Sara Campbell

Illinois State University’s Board of Trustees recently approved a doctoral program for Mennonite College of Nursing.  The nation is facing a critical shortage in nurses, and one underlying factor is the lack of Ph.D. nurses to educate those who want to become nurses.  The Illinois State University Ph.D. program will join 108 U.S. programs addressing the shortage of Ph.D. nurses.

Mennonite College of Nursing has earned a national reputation for excellence, from their beginning in 1919 as the Mennonite Sanitarium Training School with 11 students through today as a thriving part of Illinois State University with close to 225 undergraduate and 40 to 50 graduate students.

Mennonite College was facing either closure or merger with another nursing institution when three prominent Bloomington-Normal businessmen saw a potential fit with Illinois State University.  Joe Warner, a Mennonite Board member and president of Heritage Enterprises, thought a partnership with Illinois State would be beneficial to both—allowing Mennonite to stay in operation in Bloomington-Normal and allowing Illinois State to acquire its first professional school.  Warner interested then Senator John Maitland and then Chairman of the Illinois State University Board of Trustees William Sulaski in exploring the possibilities and practicalities of Mennonite becoming Illinois State’s sixth college.  Senator Maitland was successful in securing a $1.2 million State of Illinois appropriation to move Mennonite to Illinois State in 1999.

Mennonite students were always affiliated with Illinois State from as early as the 1920s, when they took dietetics at the university.  Staritng in the 1940s, Mennonite students came to Illinois State (Normal) University for their education in nutrition, sociology, anatomy and chemistry.  The 1950s saw Mennonite students taking courses daily at ISNU.  The affiliation did not stop with coursework—Mennonite students participated in Homecoming 1945, building their own float for the parade.

Mennonite students in the early 1900s followed an apprenticeship type of training, observing the doctors and nurses at the Mennonite Sanitarium and bathing, grooming and feeding patients as well as changing beds, cooking and housekeeping.  There were no formal faculty members. Today’s Mennonite has 23 full-time and 34 part-time faculty, who teach at the undergraduate and graduate levels.  The students from yesteryear had to rank in the top third of their high school class; most of today’s students are in the top quarter of their class.

Nancy Ridenour has been dean of Mennonite College since they moved to Illinois State.
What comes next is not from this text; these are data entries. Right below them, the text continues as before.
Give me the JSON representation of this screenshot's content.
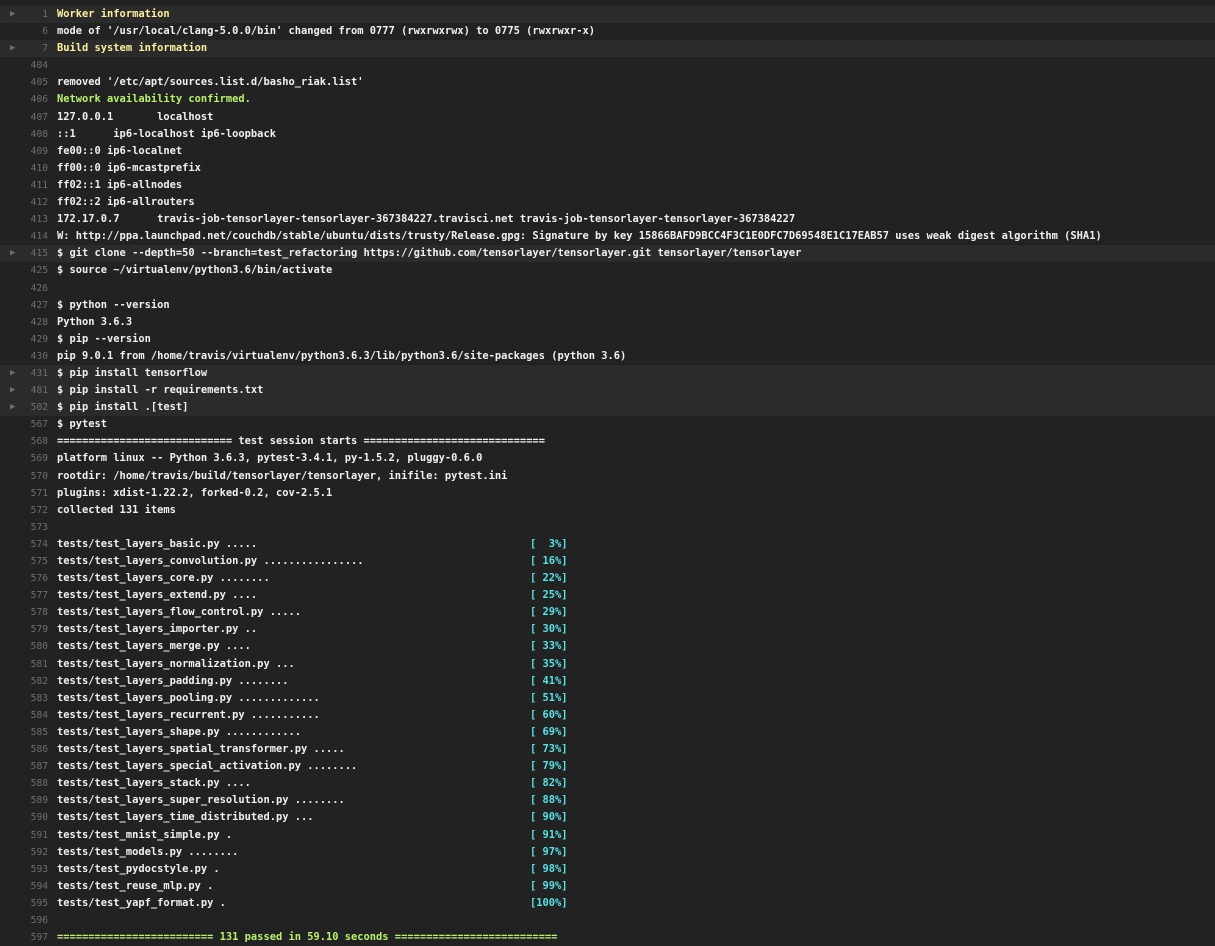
{
  "log": {
    "lines": [
      {
        "n": "1",
        "t": "Worker information",
        "cls": "hl-yellow",
        "fold": true
      },
      {
        "n": "6",
        "t": "mode of '/usr/local/clang-5.0.0/bin' changed from 0777 (rwxrwxrwx) to 0775 (rwxrwxr-x)"
      },
      {
        "n": "7",
        "t": "Build system information",
        "cls": "hl-yellow",
        "fold": true
      },
      {
        "n": "404",
        "t": ""
      },
      {
        "n": "405",
        "t": "removed '/etc/apt/sources.list.d/basho_riak.list'"
      },
      {
        "n": "406",
        "t": "Network availability confirmed.",
        "cls": "hl-green"
      },
      {
        "n": "407",
        "t": "127.0.0.1       localhost"
      },
      {
        "n": "408",
        "t": "::1      ip6-localhost ip6-loopback"
      },
      {
        "n": "409",
        "t": "fe00::0 ip6-localnet"
      },
      {
        "n": "410",
        "t": "ff00::0 ip6-mcastprefix"
      },
      {
        "n": "411",
        "t": "ff02::1 ip6-allnodes"
      },
      {
        "n": "412",
        "t": "ff02::2 ip6-allrouters"
      },
      {
        "n": "413",
        "t": "172.17.0.7      travis-job-tensorlayer-tensorlayer-367384227.travisci.net travis-job-tensorlayer-tensorlayer-367384227"
      },
      {
        "n": "414",
        "t": "W: http://ppa.launchpad.net/couchdb/stable/ubuntu/dists/trusty/Release.gpg: Signature by key 15866BAFD9BCC4F3C1E0DFC7D69548E1C17EAB57 uses weak digest algorithm (SHA1)"
      },
      {
        "n": "415",
        "t": "$ git clone --depth=50 --branch=test_refactoring https://github.com/tensorlayer/tensorlayer.git tensorlayer/tensorlayer",
        "fold": true
      },
      {
        "n": "425",
        "t": "$ source ~/virtualenv/python3.6/bin/activate"
      },
      {
        "n": "426",
        "t": ""
      },
      {
        "n": "427",
        "t": "$ python --version"
      },
      {
        "n": "428",
        "t": "Python 3.6.3"
      },
      {
        "n": "429",
        "t": "$ pip --version"
      },
      {
        "n": "430",
        "t": "pip 9.0.1 from /home/travis/virtualenv/python3.6.3/lib/python3.6/site-packages (python 3.6)"
      },
      {
        "n": "431",
        "t": "$ pip install tensorflow",
        "fold": true
      },
      {
        "n": "481",
        "t": "$ pip install -r requirements.txt",
        "fold": true
      },
      {
        "n": "502",
        "t": "$ pip install .[test]",
        "fold": true
      },
      {
        "n": "567",
        "t": "$ pytest"
      },
      {
        "n": "568",
        "t": "============================ test session starts ============================="
      },
      {
        "n": "569",
        "t": "platform linux -- Python 3.6.3, pytest-3.4.1, py-1.5.2, pluggy-0.6.0"
      },
      {
        "n": "570",
        "t": "rootdir: /home/travis/build/tensorlayer/tensorlayer, inifile: pytest.ini"
      },
      {
        "n": "571",
        "t": "plugins: xdist-1.22.2, forked-0.2, cov-2.5.1"
      },
      {
        "n": "572",
        "t": "collected 131 items"
      },
      {
        "n": "573",
        "t": ""
      },
      {
        "n": "574",
        "t": "tests/test_layers_basic.py .....",
        "p": "[  3%]"
      },
      {
        "n": "575",
        "t": "tests/test_layers_convolution.py ................",
        "p": "[ 16%]"
      },
      {
        "n": "576",
        "t": "tests/test_layers_core.py ........",
        "p": "[ 22%]"
      },
      {
        "n": "577",
        "t": "tests/test_layers_extend.py ....",
        "p": "[ 25%]"
      },
      {
        "n": "578",
        "t": "tests/test_layers_flow_control.py .....",
        "p": "[ 29%]"
      },
      {
        "n": "579",
        "t": "tests/test_layers_importer.py ..",
        "p": "[ 30%]"
      },
      {
        "n": "580",
        "t": "tests/test_layers_merge.py ....",
        "p": "[ 33%]"
      },
      {
        "n": "581",
        "t": "tests/test_layers_normalization.py ...",
        "p": "[ 35%]"
      },
      {
        "n": "582",
        "t": "tests/test_layers_padding.py ........",
        "p": "[ 41%]"
      },
      {
        "n": "583",
        "t": "tests/test_layers_pooling.py .............",
        "p": "[ 51%]"
      },
      {
        "n": "584",
        "t": "tests/test_layers_recurrent.py ...........",
        "p": "[ 60%]"
      },
      {
        "n": "585",
        "t": "tests/test_layers_shape.py ............",
        "p": "[ 69%]"
      },
      {
        "n": "586",
        "t": "tests/test_layers_spatial_transformer.py .....",
        "p": "[ 73%]"
      },
      {
        "n": "587",
        "t": "tests/test_layers_special_activation.py ........",
        "p": "[ 79%]"
      },
      {
        "n": "588",
        "t": "tests/test_layers_stack.py ....",
        "p": "[ 82%]"
      },
      {
        "n": "589",
        "t": "tests/test_layers_super_resolution.py ........",
        "p": "[ 88%]"
      },
      {
        "n": "590",
        "t": "tests/test_layers_time_distributed.py ...",
        "p": "[ 90%]"
      },
      {
        "n": "591",
        "t": "tests/test_mnist_simple.py .",
        "p": "[ 91%]"
      },
      {
        "n": "592",
        "t": "tests/test_models.py ........",
        "p": "[ 97%]"
      },
      {
        "n": "593",
        "t": "tests/test_pydocstyle.py .",
        "p": "[ 98%]"
      },
      {
        "n": "594",
        "t": "tests/test_reuse_mlp.py .",
        "p": "[ 99%]"
      },
      {
        "n": "595",
        "t": "tests/test_yapf_format.py .",
        "p": "[100%]"
      },
      {
        "n": "596",
        "t": ""
      },
      {
        "n": "597",
        "t": "========================= 131 passed in 59.10 seconds ==========================",
        "cls": "hl-green"
      }
    ]
  },
  "colors": {
    "background": "#222222",
    "fold_background": "#2b2b2b",
    "text": "#f1f1f1",
    "line_number": "#6f6f6f",
    "yellow": "#fff09b",
    "green": "#b8f26f",
    "percent": "#56e3e8"
  },
  "icons": {
    "fold": "triangle-right-icon"
  }
}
This fall Ridenour will leave to spend two years in Washington, D.C. helping to shape American health care policy as a Robert Wood Johnson Health Policy Fellow.  In the third and final year of the fellowship, she will return to Mennonite as a faculty member and apply her health policy experience to projects on the community and state levels.

President Al Bowman has named Sara Campbell as the interim dean of Mennonite.  Campbell has a long history with Mennonite, starting as a student in 1986 and working as a lab assistant, coordinator for student development and as a faculty member.  Campbell received her doctorate in nursing from Indiana University and her master’s degree in counseling psychology from Illinois State.
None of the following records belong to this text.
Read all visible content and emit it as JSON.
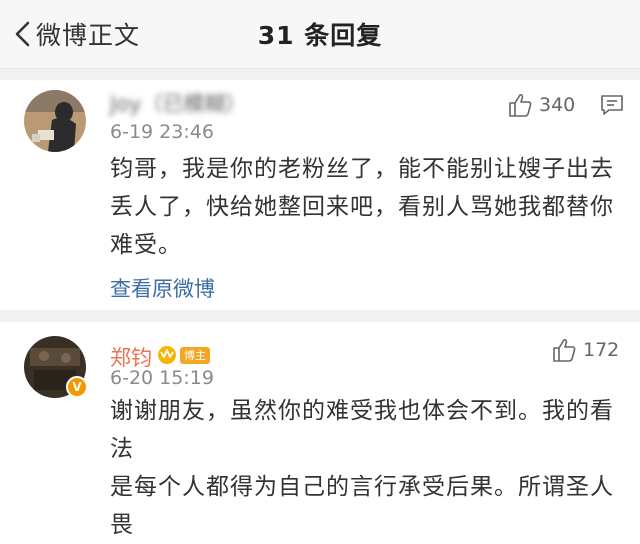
{
  "header": {
    "back_label": "微博正文",
    "title": "31 条回复"
  },
  "comments": [
    {
      "username": "Joy（已模糊）",
      "time": "6-19 23:46",
      "likes": "340",
      "body_lines": [
        "钧哥，我是你的老粉丝了，能不能别让嫂子出去",
        "丢人了，快给她整回来吧，看别人骂她我都替你",
        "难受。"
      ],
      "view_original": "查看原微博"
    },
    {
      "username": "郑钧",
      "badge": "博主",
      "time": "6-20 15:19",
      "likes": "172",
      "body_lines": [
        "谢谢朋友，虽然你的难受我也体会不到。我的看法",
        "是每个人都得为自己的言行承受后果。所谓圣人畏"
      ]
    }
  ],
  "colors": {
    "header_bg": "#f7f7f7",
    "username_orange": "#eb7350",
    "link_blue": "#3b6ea5",
    "badge_orange": "#f5a623"
  }
}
“Having graduated from both Mennonite College of Nursing and Illinois State University obviously brings special meaning to me as I move into the interim dean position,” Campbell said. “When I was a nursing student years ago, I dreamed of one day being the dean of Mennonite College of Nursing. It’s an incredible feeling to have arrived at this juncture with such a great opportunity to lead an outstanding nursing program housed in an outstanding university. This is where tradition holds strong, but with innovation welcomed. I can’t think of one place that I would rather be than right here.”

Campbell said Mennonite has grown into a college known for its focus and expertise in the care of older adults, with a heavy emphasis on long-term care.  “The collaboration with Heritage Enterprises was designed to prepare nursing graduates for best practices in the care of older adults and also to facilitate the long-term care setting to become attractive to graduates as a career option,” Campbell said.  “While the college will continue work in the long-term care settings, it is time to explore moving care of the older adult and best practices into acute care and community settings.”

“This is an ideal time for the college to explore options for increasing student numbers or decreasing time to degree, both of which would meet the same objective of producing increased numbers of quality nursing graduates into the workforce. Increasing numbers of registered nurses is a huge societal need.”

Campbell said she also wished to focus on building strong teaching-scholarship-service communities within Mennonite and to find creative ways to engage students in the college and campus that plant the desire to stay in touch once they have graduated. She said students graduating today are very different than students who graduated 10 to 30 years ago.  “It will require innovative approaches to keep alumni coming home,” Campbell said.